# ASSIGNED TASK
Across the whole listing, filter for the string "name" and copy every line that has it.

# PROVIDED RECORDS
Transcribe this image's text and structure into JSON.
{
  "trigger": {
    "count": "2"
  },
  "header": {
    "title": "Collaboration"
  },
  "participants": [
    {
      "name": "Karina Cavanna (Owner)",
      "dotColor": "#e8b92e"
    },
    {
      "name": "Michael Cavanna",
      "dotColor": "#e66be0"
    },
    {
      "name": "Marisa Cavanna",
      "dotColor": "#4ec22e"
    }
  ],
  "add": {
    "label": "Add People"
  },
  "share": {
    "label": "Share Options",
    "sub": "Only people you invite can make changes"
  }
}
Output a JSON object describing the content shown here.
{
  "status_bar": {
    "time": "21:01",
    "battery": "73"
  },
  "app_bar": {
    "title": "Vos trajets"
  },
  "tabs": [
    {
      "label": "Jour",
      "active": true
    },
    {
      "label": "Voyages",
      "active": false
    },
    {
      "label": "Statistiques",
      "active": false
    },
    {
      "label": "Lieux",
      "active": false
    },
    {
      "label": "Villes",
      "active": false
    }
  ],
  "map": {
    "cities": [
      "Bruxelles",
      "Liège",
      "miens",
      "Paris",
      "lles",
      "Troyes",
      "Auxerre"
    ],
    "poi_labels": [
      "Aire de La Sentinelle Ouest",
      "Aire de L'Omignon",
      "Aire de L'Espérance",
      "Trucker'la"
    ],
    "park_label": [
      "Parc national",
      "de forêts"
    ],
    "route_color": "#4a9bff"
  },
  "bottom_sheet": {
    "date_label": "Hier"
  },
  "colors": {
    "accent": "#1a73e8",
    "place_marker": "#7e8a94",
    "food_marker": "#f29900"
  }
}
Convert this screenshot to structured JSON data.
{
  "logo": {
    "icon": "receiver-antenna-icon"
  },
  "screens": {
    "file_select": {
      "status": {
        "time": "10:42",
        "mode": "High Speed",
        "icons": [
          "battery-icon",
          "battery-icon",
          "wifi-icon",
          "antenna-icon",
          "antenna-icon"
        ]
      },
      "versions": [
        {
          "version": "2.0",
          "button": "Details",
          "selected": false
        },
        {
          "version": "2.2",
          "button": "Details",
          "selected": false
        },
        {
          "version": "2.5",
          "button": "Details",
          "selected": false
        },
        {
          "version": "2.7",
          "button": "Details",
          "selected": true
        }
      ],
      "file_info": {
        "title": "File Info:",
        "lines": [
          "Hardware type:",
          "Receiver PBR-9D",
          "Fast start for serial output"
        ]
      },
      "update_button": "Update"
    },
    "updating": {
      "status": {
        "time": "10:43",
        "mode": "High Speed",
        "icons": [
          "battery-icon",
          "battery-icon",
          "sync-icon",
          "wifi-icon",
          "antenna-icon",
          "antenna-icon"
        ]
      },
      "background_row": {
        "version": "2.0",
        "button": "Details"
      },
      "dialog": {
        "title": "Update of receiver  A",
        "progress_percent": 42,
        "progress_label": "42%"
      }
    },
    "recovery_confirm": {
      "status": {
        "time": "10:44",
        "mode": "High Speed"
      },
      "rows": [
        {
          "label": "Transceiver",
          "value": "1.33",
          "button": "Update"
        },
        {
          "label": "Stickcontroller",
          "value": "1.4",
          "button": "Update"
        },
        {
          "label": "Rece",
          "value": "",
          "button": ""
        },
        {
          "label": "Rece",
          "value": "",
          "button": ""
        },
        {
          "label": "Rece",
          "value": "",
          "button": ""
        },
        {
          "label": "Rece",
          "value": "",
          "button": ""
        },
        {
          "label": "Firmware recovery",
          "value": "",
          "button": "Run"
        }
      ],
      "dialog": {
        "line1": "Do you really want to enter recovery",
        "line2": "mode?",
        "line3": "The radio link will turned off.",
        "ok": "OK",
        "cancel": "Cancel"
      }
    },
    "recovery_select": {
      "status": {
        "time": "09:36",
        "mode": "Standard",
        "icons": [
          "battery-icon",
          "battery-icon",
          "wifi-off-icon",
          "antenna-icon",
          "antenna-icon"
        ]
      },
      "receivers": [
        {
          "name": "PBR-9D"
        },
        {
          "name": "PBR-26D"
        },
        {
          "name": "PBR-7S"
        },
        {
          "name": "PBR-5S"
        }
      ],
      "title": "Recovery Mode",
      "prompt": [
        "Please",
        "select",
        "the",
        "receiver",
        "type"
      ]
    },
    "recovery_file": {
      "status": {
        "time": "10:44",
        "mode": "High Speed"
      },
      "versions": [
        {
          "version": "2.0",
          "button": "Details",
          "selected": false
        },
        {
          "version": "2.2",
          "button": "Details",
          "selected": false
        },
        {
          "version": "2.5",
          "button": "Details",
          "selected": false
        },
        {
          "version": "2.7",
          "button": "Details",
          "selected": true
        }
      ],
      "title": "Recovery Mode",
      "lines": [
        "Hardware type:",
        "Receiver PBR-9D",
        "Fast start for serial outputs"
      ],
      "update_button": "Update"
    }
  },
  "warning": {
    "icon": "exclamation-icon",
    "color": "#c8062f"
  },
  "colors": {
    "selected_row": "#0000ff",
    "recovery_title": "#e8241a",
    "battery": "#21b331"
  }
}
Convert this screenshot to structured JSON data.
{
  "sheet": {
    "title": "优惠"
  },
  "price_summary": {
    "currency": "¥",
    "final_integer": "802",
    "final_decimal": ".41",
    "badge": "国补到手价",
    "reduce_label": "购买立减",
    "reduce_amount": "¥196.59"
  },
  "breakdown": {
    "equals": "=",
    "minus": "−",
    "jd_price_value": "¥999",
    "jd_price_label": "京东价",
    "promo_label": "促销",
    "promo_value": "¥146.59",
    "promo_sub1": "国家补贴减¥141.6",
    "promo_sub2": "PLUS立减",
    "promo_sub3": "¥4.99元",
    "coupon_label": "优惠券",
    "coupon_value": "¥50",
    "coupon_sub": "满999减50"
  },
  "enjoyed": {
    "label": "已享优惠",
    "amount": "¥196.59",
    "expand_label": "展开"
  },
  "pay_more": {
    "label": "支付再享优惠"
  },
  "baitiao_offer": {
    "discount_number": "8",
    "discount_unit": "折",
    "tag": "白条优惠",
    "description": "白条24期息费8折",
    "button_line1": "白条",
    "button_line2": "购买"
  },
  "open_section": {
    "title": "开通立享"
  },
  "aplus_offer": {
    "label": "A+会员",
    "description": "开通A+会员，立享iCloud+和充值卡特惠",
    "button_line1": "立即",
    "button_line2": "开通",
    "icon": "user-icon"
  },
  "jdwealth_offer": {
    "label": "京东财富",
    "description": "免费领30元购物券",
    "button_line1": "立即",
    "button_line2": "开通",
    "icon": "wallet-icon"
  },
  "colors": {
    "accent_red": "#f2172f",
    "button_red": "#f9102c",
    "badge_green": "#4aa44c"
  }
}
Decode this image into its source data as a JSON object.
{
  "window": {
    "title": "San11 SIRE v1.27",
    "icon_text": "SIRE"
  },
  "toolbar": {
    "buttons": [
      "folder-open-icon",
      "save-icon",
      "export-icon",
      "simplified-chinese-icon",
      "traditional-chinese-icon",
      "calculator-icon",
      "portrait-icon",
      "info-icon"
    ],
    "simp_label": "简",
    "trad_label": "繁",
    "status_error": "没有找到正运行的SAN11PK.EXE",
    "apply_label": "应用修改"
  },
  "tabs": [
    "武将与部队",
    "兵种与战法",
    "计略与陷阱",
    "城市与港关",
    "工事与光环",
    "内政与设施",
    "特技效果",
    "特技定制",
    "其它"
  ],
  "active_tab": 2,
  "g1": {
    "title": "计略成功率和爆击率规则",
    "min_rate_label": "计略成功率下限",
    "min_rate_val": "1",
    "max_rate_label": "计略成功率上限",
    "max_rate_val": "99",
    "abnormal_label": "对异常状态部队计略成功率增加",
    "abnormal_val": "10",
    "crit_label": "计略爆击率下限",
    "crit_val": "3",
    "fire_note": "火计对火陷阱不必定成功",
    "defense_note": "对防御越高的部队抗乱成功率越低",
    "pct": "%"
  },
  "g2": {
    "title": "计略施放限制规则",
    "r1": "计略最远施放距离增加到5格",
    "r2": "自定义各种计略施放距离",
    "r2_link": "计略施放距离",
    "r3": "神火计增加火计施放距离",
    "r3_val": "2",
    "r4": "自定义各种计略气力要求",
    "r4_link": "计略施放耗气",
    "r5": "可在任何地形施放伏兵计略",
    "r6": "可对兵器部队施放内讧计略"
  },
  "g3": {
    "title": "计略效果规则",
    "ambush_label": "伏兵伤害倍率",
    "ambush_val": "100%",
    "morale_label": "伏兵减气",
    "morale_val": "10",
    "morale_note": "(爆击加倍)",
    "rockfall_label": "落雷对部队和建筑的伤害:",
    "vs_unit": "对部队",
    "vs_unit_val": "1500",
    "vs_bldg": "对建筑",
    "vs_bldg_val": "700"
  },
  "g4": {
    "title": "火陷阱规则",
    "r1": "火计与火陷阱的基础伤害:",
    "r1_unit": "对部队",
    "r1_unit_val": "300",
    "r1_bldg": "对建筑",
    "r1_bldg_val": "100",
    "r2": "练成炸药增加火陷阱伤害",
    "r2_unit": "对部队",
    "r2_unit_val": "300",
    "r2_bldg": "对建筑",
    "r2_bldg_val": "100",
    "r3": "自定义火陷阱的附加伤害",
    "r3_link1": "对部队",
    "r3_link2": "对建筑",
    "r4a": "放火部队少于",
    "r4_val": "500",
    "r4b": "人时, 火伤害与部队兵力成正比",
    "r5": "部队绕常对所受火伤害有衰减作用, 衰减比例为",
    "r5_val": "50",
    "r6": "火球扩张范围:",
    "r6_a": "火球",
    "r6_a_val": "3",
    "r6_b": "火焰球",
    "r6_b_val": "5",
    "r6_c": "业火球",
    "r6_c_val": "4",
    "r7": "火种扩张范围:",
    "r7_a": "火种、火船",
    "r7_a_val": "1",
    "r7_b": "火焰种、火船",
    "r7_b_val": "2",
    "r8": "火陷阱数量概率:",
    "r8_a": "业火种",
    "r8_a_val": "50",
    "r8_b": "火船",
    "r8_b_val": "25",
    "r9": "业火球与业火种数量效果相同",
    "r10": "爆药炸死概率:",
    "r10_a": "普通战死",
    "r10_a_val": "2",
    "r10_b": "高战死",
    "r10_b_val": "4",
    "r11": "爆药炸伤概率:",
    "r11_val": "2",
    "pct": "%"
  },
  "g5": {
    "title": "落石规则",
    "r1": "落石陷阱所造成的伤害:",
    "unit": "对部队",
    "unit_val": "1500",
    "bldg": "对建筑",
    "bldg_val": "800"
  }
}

# RESPONSE FOR THIS EXERCISE
      "name": "Karina Cavanna (Owner)",
      "name": "Michael Cavanna",
      "name": "Marisa Cavanna",
          "name": "PBR-9D"
          "name": "PBR-26D"
          "name": "PBR-7S"
          "name": "PBR-5S"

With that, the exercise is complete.